“In 1928, Admiral Byrd began his first expedition to the Antarctic involving two ships, and three airplanes: Byrd’s Flagship was The City of New York; a Ford Trimotor called the Floyd Bennett (named after the recently deceased pilot of Byrd’s previous expeditions); a Fairchild FC-2W2, NX8006, built 1928, named “Stars And Stripes” (now displayed at the Virginia Aviation Museum, on loan from the National Air and Space Museum); and a Fokker Universal monoplane called the Virginia (Byrd’s birth state). A base camp named “Little America” was constructed on the Ross Ice Shelf and scientific expeditions by snowshoe, dog-sled, snowmobile, and airplane began. Photographic expeditions and geological surveys were undertaken for the duration of that summer, and constant radio communications were maintained with the outside world. After their first winter, their expeditions were resumed, and on 28 November 1929, the famous flight to the South Pole and back was launched. Byrd, along with pilot Bernt Balchen, co-pilot/radioman Harold June, and photographer Ashley McKinley, flew the Ford Trimotor to the South Pole and back in 18 hours, 41 minutes. They had difficulty gaining enough altitude, and they had to dump empty gas tanks, as well as their emergency supplies, in order to achieve the altitude of the Polar Plateau. However, the flight was successful, and it entered Byrd into the history books. After a further summer of exploration, the expedition returned to North America on 18 June 1930. A 19 year-old American Boy Scout, Paul Allman Siple, was chosen to accompany the expedition. Unlike the 1926 flight, this expedition was honored with the gold medal of the American Geographical Society. This was also seen in the 1930 film With Byrd at the South Pole in which it covered his trip there.
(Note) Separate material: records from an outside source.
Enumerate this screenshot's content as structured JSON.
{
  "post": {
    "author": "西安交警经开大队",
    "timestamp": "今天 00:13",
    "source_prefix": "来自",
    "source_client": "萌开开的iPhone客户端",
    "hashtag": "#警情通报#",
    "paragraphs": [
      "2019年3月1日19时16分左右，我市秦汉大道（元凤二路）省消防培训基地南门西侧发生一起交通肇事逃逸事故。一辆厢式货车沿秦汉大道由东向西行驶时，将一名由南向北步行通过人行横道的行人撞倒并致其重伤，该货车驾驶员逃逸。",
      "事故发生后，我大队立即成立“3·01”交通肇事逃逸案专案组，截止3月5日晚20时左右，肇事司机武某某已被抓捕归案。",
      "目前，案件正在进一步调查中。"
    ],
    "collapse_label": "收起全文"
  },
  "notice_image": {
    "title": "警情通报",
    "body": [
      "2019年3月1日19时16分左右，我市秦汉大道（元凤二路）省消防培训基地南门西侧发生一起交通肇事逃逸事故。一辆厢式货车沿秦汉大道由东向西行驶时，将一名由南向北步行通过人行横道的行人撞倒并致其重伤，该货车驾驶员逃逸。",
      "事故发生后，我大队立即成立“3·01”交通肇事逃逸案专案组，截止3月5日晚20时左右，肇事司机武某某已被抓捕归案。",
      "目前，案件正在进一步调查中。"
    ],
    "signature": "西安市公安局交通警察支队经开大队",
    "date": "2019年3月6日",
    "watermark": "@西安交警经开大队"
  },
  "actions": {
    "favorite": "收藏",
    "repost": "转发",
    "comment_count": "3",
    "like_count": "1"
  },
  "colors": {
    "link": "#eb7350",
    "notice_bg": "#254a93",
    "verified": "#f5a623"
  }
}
Byrd, by then an internationally recognized, pioneering American polar explorer and aviator, served for a time as Honorary National President (1931–1935) of Pi Gamma Mu, the international honor society in the social sciences. In 1928, he carried the Society’s flag during a historic expedition to the Antarctic to dramatize the spirit of adventure into the unknown, characterizing both the natural and social sciences”…

From what I understand much of the footage for this documentary was recorded by … Ashley Chadbourne McKinley (June 23, 1896 in Marshall, Texas – February 11, 1970) was an accomplished American aerial photographer and colonel in the U.S. Army Air Corps who helped pioneer aviation at subzero temperatures. He accompanied Richard E. Byrd as an aerial photographer on his expedition to the South Pole – Wiki